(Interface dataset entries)
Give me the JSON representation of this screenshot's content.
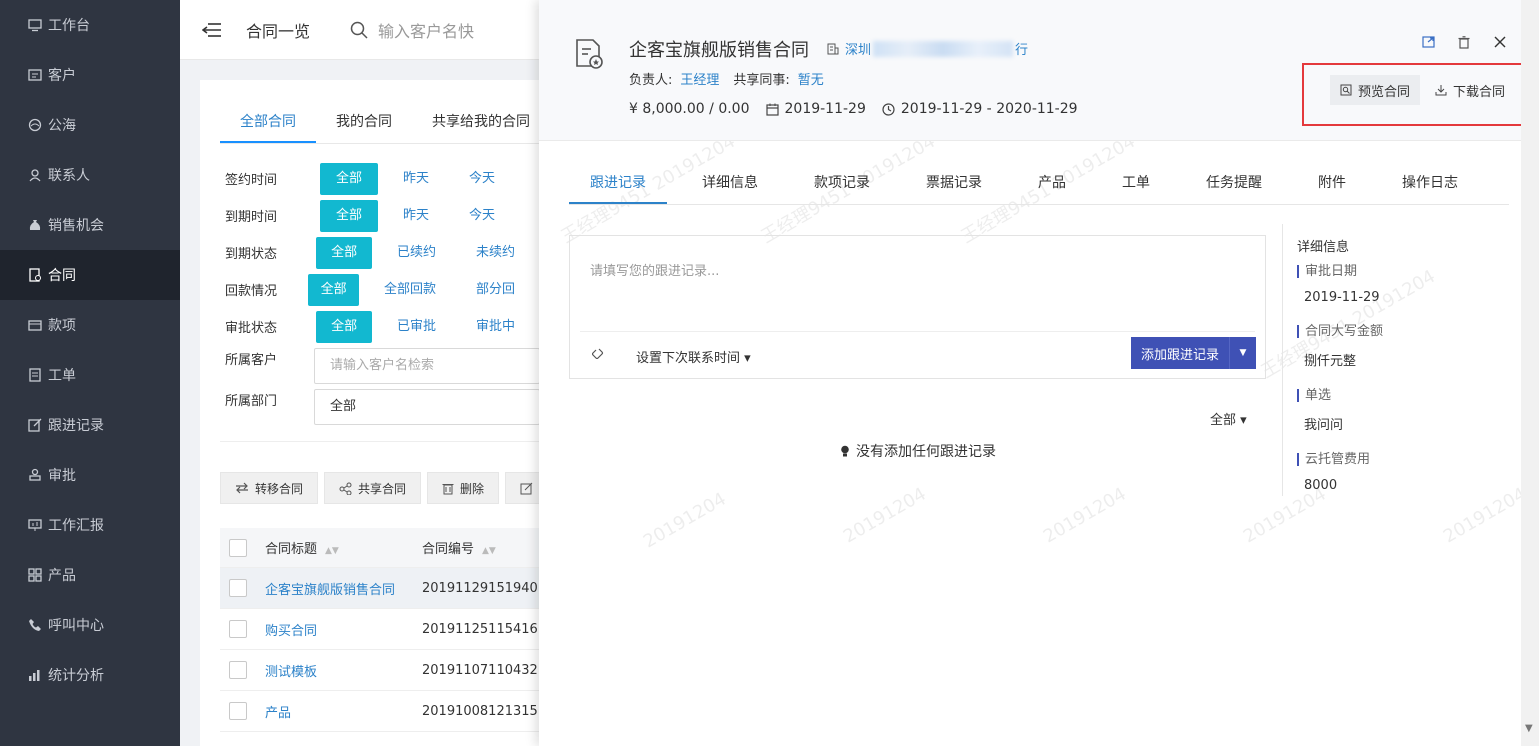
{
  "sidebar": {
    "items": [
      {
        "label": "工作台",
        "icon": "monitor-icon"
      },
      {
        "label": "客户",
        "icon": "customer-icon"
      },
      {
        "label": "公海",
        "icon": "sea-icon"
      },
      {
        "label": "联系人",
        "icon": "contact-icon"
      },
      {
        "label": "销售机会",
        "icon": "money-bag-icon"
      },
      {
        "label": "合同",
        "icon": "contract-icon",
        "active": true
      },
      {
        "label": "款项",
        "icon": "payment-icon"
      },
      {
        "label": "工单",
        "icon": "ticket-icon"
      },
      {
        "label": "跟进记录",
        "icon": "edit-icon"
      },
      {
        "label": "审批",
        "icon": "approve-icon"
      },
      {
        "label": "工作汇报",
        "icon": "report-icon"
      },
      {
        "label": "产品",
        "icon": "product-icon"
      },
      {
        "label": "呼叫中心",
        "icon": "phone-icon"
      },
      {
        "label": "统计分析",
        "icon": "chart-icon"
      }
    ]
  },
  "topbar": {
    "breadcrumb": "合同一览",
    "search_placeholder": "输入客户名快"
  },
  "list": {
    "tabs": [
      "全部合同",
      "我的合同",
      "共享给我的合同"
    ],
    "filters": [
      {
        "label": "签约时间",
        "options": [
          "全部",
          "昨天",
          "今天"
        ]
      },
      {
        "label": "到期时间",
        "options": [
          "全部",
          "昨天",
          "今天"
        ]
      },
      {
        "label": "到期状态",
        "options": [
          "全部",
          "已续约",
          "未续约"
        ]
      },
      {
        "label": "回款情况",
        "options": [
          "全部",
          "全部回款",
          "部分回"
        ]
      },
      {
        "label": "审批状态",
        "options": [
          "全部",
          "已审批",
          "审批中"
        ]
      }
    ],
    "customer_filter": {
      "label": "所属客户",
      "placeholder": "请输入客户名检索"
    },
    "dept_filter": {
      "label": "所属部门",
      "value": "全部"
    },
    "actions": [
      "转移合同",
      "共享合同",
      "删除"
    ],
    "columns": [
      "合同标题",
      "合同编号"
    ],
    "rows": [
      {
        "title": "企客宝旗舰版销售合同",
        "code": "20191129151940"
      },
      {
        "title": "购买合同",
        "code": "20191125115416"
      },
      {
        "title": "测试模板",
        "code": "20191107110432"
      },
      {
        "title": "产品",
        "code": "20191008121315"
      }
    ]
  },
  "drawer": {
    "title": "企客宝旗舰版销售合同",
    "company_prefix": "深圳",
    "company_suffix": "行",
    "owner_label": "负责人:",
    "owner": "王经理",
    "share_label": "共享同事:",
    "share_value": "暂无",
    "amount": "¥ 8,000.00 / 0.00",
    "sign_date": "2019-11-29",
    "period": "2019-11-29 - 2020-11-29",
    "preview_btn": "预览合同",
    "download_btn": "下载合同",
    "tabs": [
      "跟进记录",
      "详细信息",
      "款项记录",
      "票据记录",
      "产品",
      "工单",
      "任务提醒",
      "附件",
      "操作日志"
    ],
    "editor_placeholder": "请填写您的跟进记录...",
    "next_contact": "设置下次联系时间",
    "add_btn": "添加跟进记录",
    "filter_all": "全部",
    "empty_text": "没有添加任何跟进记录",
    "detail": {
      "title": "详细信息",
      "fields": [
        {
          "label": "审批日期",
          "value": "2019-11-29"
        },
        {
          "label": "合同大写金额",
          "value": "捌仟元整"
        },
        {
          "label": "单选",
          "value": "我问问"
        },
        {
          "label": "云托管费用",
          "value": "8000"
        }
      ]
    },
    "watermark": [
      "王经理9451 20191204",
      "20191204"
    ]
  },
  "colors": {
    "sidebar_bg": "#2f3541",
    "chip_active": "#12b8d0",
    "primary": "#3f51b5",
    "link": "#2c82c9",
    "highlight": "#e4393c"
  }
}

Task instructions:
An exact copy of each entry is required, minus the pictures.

Response to the task:
Give me the JSON representation of this screenshot's content.
{
  "sidebar": {
    "items": [
      {
        "label": "工作台",
        "icon": "monitor-icon"
      },
      {
        "label": "客户",
        "icon": "customer-icon"
      },
      {
        "label": "公海",
        "icon": "sea-icon"
      },
      {
        "label": "联系人",
        "icon": "contact-icon"
      },
      {
        "label": "销售机会",
        "icon": "money-bag-icon"
      },
      {
        "label": "合同",
        "icon": "contract-icon",
        "active": true
      },
      {
        "label": "款项",
        "icon": "payment-icon"
      },
      {
        "label": "工单",
        "icon": "ticket-icon"
      },
      {
        "label": "跟进记录",
        "icon": "edit-icon"
      },
      {
        "label": "审批",
        "icon": "approve-icon"
      },
      {
        "label": "工作汇报",
        "icon": "report-icon"
      },
      {
        "label": "产品",
        "icon": "product-icon"
      },
      {
        "label": "呼叫中心",
        "icon": "phone-icon"
      },
      {
        "label": "统计分析",
        "icon": "chart-icon"
      }
    ]
  },
  "topbar": {
    "breadcrumb": "合同一览",
    "search_placeholder": "输入客户名快"
  },
  "list": {
    "tabs": [
      "全部合同",
      "我的合同",
      "共享给我的合同"
    ],
    "filters": [
      {
        "label": "签约时间",
        "options": [
          "全部",
          "昨天",
          "今天"
        ]
      },
      {
        "label": "到期时间",
        "options": [
          "全部",
          "昨天",
          "今天"
        ]
      },
      {
        "label": "到期状态",
        "options": [
          "全部",
          "已续约",
          "未续约"
        ]
      },
      {
        "label": "回款情况",
        "options": [
          "全部",
          "全部回款",
          "部分回"
        ]
      },
      {
        "label": "审批状态",
        "options": [
          "全部",
          "已审批",
          "审批中"
        ]
      }
    ],
    "customer_filter": {
      "label": "所属客户",
      "placeholder": "请输入客户名检索"
    },
    "dept_filter": {
      "label": "所属部门",
      "value": "全部"
    },
    "actions": [
      "转移合同",
      "共享合同",
      "删除"
    ],
    "columns": [
      "合同标题",
      "合同编号"
    ],
    "rows": [
      {
        "title": "企客宝旗舰版销售合同",
        "code": "20191129151940"
      },
      {
        "title": "购买合同",
        "code": "20191125115416"
      },
      {
        "title": "测试模板",
        "code": "20191107110432"
      },
      {
        "title": "产品",
        "code": "20191008121315"
      }
    ]
  },
  "drawer": {
    "title": "企客宝旗舰版销售合同",
    "company_prefix": "深圳",
    "company_suffix": "行",
    "owner_label": "负责人:",
    "owner": "王经理",
    "share_label": "共享同事:",
    "share_value": "暂无",
    "amount": "¥ 8,000.00 / 0.00",
    "sign_date": "2019-11-29",
    "period": "2019-11-29 - 2020-11-29",
    "preview_btn": "预览合同",
    "download_btn": "下载合同",
    "tabs": [
      "跟进记录",
      "详细信息",
      "款项记录",
      "票据记录",
      "产品",
      "工单",
      "任务提醒",
      "附件",
      "操作日志"
    ],
    "editor_placeholder": "请填写您的跟进记录...",
    "next_contact": "设置下次联系时间",
    "add_btn": "添加跟进记录",
    "filter_all": "全部",
    "empty_text": "没有添加任何跟进记录",
    "detail": {
      "title": "详细信息",
      "fields": [
        {
          "label": "审批日期",
          "value": "2019-11-29"
        },
        {
          "label": "合同大写金额",
          "value": "捌仟元整"
        },
        {
          "label": "单选",
          "value": "我问问"
        },
        {
          "label": "云托管费用",
          "value": "8000"
        }
      ]
    },
    "watermark": [
      "王经理9451 20191204",
      "20191204"
    ]
  },
  "colors": {
    "sidebar_bg": "#2f3541",
    "chip_active": "#12b8d0",
    "primary": "#3f51b5",
    "link": "#2c82c9",
    "highlight": "#e4393c"
  }
}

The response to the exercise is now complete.